    Most noticeable difference was that the jaw joint was, proportionally, much further forward on the Eutherian: as I recall, it looked as if there might be about twice as much cranial volume behind the jaw joint in the marten as in i6ts Australian analogue… On a casual look, this suggests something about comparative brain size, but I haven’t seen anything rigorous about this, anything with actual numbers.
    Alan, we didn’t have a marten to play with, but we did some numbers on jaw muscle size / jaw lever mechanics on a couple of species of Dasyurus in a paper a couple of years ago, including some speculation on the possible trade-off between brain size and jaw muscle volume in marsupials and placentals. The reference is Wroe et al, 2005, Proc. Roy. Soc. Lond. B, 272:619-625. Let me know if you need a pdf.

  13. #13 Allen Hazen
    July 1, 2008

    Colin McHenry–
    Thank you for the reference: I’ll check it out! (Thanks also for offer of pdf, but I’m pretty sure I can get it at or through my university’s library.) Trade-off between brain size and jaw muscle … that is a FASCINATING concept. One of the most interesting phenomena to me as a layman, looking at how paleontology and biology have developed over recent decades, is the way that fascinating ideas suitable only for idle speculation are slowly but steadily getting converted into testable hypotheses with actual empirically determined NUMBERS attached!

  14. #14 Nathan Myers
    July 1, 2008

    Allen: I just noticed your name. Were you aware that it was Alhazen (in modern orthography, al-Haytham) who invented science as we know it today, lo those one thousand years ago?

    He more or less created the field of optics. Having no classical sources to support his assertions, he had to invent science to give his statements some foundation. It took a long time before any significant number of people came to prefer that sort of foundation.

    One might imagine the reception such an approach must have had, at the time, by comparing the modern response to those medical observations routinely dismissed as “anecdotal evidence”.

  15. #15 David Marjanovi?
    July 5, 2008

    I suppose we’ll have to wait until next time to find out if the giant killer opossums were heroic opossums who killed giants (with one blow!) or were, in fact, themselves giant, and went about killing everything else less blessed with giantism.
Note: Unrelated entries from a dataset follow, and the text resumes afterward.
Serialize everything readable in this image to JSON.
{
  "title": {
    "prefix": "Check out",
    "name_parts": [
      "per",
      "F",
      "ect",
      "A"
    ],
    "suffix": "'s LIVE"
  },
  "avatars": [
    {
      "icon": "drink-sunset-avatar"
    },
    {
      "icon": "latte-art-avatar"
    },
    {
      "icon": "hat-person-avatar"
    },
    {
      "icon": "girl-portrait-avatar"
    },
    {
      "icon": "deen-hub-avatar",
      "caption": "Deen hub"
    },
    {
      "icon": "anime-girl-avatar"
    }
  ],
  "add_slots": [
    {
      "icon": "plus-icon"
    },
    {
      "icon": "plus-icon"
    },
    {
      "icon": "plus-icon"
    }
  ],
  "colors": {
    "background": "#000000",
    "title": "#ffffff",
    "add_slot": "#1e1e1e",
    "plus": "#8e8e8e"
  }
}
    The latter. The former is done by giant-killer opossums. Mind the hyphen.